Flood of Protests Blocks Colombia Dam Project
Indians score a victory to save tribal lands
BOGOTA, COLOMBIA — In a showdown that pitted eco-power against electric power, a tribe of Indians has won a partial victory against the construction of river dams designed to help meet Colombia's energy needs in the 21st century.
The protest against the so-called Urra dams began two years ago when about 500 members of the Embera tribe made a 350-mile voyage down the Sinu River to the Caribbean coast.
"Generations of my family have made this journey to trade rain-forest products ... in Cartagena. I feel shame and sadness that I will not be able to continue our tradition," said Luis Pernia Domico, who traveled with his 17 children.
The trip, symbolizing "last respects" for rain forests that would be lost, helped pressure the newly empowered environment ministry to cancel the core part of the project in May.
"This is the first time in Colombia, and possibly the developing world, that authorities have favored local diversity and tradition over international industrial development," says Paul Sanchez of the pressure group Bacata.
The project was launched in 1992, when the company Multiproposito Urra SA was formed to coordinate the construction of two dams at the head of the Sinu River. The $650-million project, licensed by the Colombian Institute of Natural Resources under the auspices of the Ministry of Agriculture, is managed by Swedish multinational Skanska. Funding was provided by international development loans from Canada and Europe.
The dams would have flooded about 175,000 acres of rain forest, displaced 6,000 Indians, and radically disrupted the ecosystem of vast areas of tropical swamplands along 300 miles of the Sinu's course.
"There was little or no study of environmental impact," says Francisco Birry of the Organization of Indigenous Cultures.
While the construction of Phase 1 continues as scheduled, the Embera's farewell flotilla proved a resounding publicity coup.
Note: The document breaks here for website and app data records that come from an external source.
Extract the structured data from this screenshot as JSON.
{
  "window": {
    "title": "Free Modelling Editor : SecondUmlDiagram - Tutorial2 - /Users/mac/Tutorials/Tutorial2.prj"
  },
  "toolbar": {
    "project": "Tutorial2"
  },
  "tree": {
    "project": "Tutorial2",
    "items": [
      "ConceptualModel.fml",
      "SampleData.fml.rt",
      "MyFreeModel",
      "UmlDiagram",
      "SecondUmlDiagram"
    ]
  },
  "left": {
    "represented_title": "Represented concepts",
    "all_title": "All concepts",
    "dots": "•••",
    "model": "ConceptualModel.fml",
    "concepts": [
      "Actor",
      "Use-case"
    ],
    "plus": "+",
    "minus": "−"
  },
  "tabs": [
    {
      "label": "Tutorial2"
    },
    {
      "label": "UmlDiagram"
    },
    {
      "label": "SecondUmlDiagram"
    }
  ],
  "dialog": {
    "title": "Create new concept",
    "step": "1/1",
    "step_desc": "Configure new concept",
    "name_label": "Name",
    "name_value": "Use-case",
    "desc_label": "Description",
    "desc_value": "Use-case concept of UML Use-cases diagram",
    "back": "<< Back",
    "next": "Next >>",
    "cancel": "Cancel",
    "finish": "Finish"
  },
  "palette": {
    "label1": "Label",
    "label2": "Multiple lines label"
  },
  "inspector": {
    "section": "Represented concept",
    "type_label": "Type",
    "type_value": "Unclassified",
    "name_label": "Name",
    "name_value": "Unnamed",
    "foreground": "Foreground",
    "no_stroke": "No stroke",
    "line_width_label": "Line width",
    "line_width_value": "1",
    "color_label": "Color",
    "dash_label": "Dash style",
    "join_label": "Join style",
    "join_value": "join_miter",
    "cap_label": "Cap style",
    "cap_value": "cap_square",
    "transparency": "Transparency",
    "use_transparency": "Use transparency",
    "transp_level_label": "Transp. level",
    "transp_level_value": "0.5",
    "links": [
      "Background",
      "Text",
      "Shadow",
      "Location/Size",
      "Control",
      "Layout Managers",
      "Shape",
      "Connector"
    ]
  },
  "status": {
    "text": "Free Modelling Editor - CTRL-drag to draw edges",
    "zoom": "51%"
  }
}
Considerable pressure was brought to defend the Indians, and the kidnapping of two Swedish engineers in December 1994 by FARC guerrillas brought the project to world attention.
In May, then-Environment Minister Jose Vincente Mogollon Velez announced that Phase 2 was to be abandoned. The ministry also proposed new environmental restrictions on Phase 1, due for completion in 1999.
"Urra 2 will never be built," says Luis Macias of the ministry. "Urra 1 will be allowed to reach completion, but only if the consortium complies with our conservation demands."
The full extent of these demands is still under negotiation, but measures are said to include a scaling down of the project to lessen the impact on sensitive ecosystems below the dam and on Indian villages above it. In addition, Multiproposito must fund social programs in Monteria and Tierralta, where tight-knit communities have been shattered by a huge influx of workers seeking their fortunes.
One plan already in place is for the ongoing management of fish stocks. All new measures will have to receive a final seal of approval at public meetings - a move designed to make Multiproposito accountable to the people whose lives it is affecting.
Hard-line opponents insist that nothing short of suspending the whole project will save the area's unique biodiversity.
The Embera, meanwhile, are cautiously optimistic. "It is clear that we will have to adapt," Mr. Domico says. "But if the authorities and the consortium keep to their word, at least we will be able to continue living more or less as our ancestors have done for centuries. It is only right that we should have that choice."